In conclusion, Miao Ying apparently follows another, more conceptual part when picking on long-standing motifs related with a more traditional, holistic understanding of men and nature, by means of very contemporary and global artistic media and art forms. Miao Ying’s approach possibly suggests that there is a new generation of Chinese artists who have left behind earlier transcultural works, which focused on how art negotiate pressing Chinese or other political issues of people in late capitalist societies, since public expression of political opinion is still a sensitive and controversial issue in contemporary China. Artists expect that through the critique of the political reality in China in divers forms of art, their thoughts and ideas can influence and promote political reforms especially from the aspects of democracy, freedom of speech and human rights.

Notes/Quoted Sources:
[1] The policy creates a system to prevent Chinese people from browsing freely on foreign websites on Internet, like Google, Facebook, Twitter and so on.
[2] “BIO: Miao-Ying.” miao. Accessed December 31, 2019. https://www.miaoyingstudio.com/about.
[3] A shopping website similar to Amazon.
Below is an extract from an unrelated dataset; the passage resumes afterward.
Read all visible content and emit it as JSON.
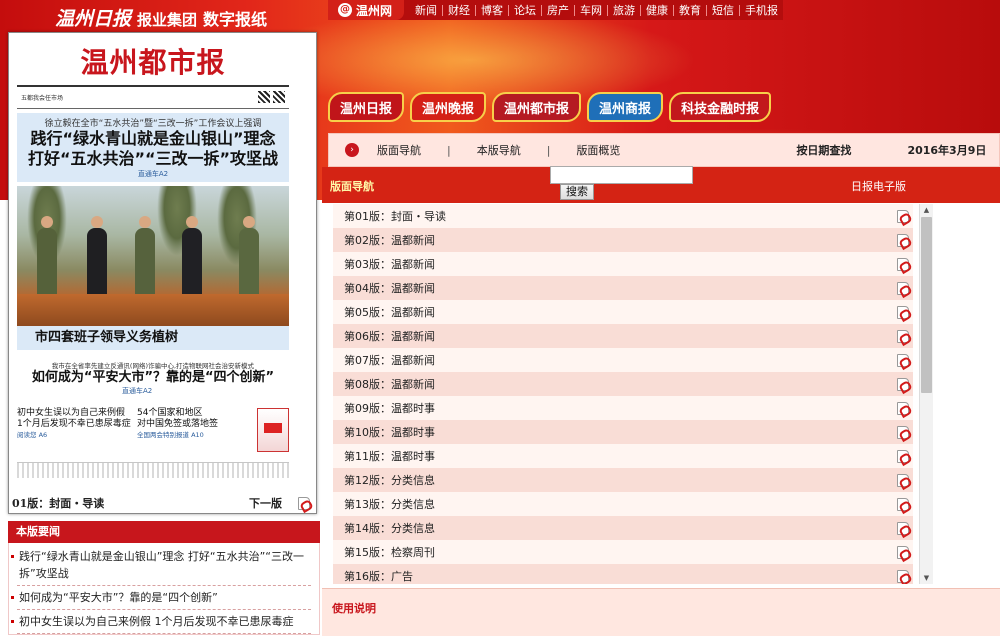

Image Sources/copyrights:
Figure 1:
Photograph by Hai Yu.

Figure 2:
Courtesy of Miao Ying. Miao Ying, “HOME: Miao-Ying.”, Accessed December 31, 2019. https://www.miaoyingstudio.com/.